Wildlife Trust Habitat Project Aims to Tackle Climate Crisis
Jul, 12 2021
In just under thirty years time the welfare of our natural environment is under threat. Unless positive work is inputted it could be seriously damaged which includes the animals that live around it.
Thankfully, a sum total of £2 million has been provided by the People’s Postcode lottery to sustain places across the UK. This includes improving fragmented wetland across England and Wales to allow more beavers to inhabit the area.
Coastal salt marshes in Essex will also be expanded and peatland habitats in five counties restored.
These fantastic “nature based solutions” will enable the UK to cut carbon emissions to “net zero” by 2050 according to The Wildlife Trust.
Chief executive Craig Bennett described nature as “our biggest ally in limiting global temperature rises”.
He went on to express his concerns,
"We need to cut emissions at source to fight climate change and we can also have a big impact by restoring nature because wilder places lock up carbon.
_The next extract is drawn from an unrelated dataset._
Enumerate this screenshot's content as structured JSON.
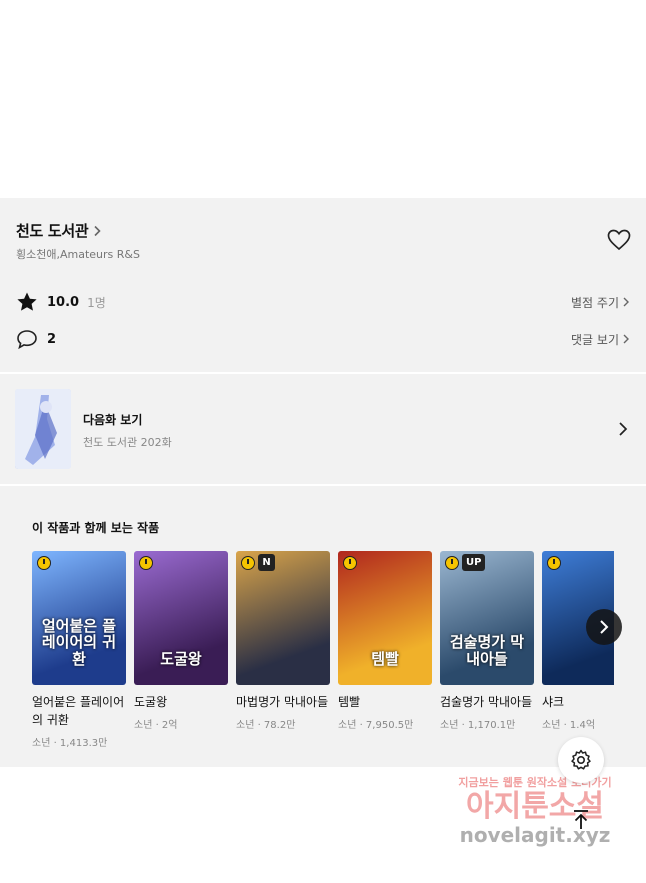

That means repairing the amazing habitats in our seas, rewetting peatlands, dramatically changing how we manage farmland, rewilding landscapes, and bringing back habitats that have been lost.”
The 12 "high impact" projects will focus on:
- Creating habitat features to help temperature-sensitive butterflies in Bedfordshire, Cambridgeshire and Northamptonshire
- Restoring fragmented wetlands, paving the way to bring back beavers in Cheshire, Staffordshire and Shropshire and North Wales
- Peatland repair and sphagnum moss farming in Cumbria, to create a vast nature reserve within the South Lakeland district
- A woodland creation and restoration in the Derwent Valley in Derbyshire to help reintroduce species of pine marten
- Developing a site at Woodah Farm in Devon to explore the impact less intensive farming while focusing on revitalising soil health
- Expanding saltmarsh restoration along the Essex coast to help encourage sediment accumulation and plant growth
- Seagrass restoration in the Solent on the Hampshire coast to increase biodiversity. Seagrasses capture carbon up to 35 times faster than tropical rainforests
- Creating a nature recovery network in Nottinghamshire to improve soil and water quality, including the introduction of five species of herbs and grasses
- Natural flood management measures across a river catchment in Sheffield and Rotherham with the creation of woodlands and rewetting former wetlands
- Survey work to enable lowland peatland restoration and development of techniques to monitor carbon capture and emissions in Somerset
- Working with local fishery managers to restore a lost kelp forest off the Sussex coast to provide a crucial habitat for juvenile fish
- Restoration of the Great North Bog - a gigantic swathe of peat bog across Yorkshire, Cumbria, Durham, Lancashire and Northumberland
Wildlife projects to help tackle the effects of climate change and restore animal habitats have been unveiled by a charity.
^Alex Ashworth CCG UK Blogger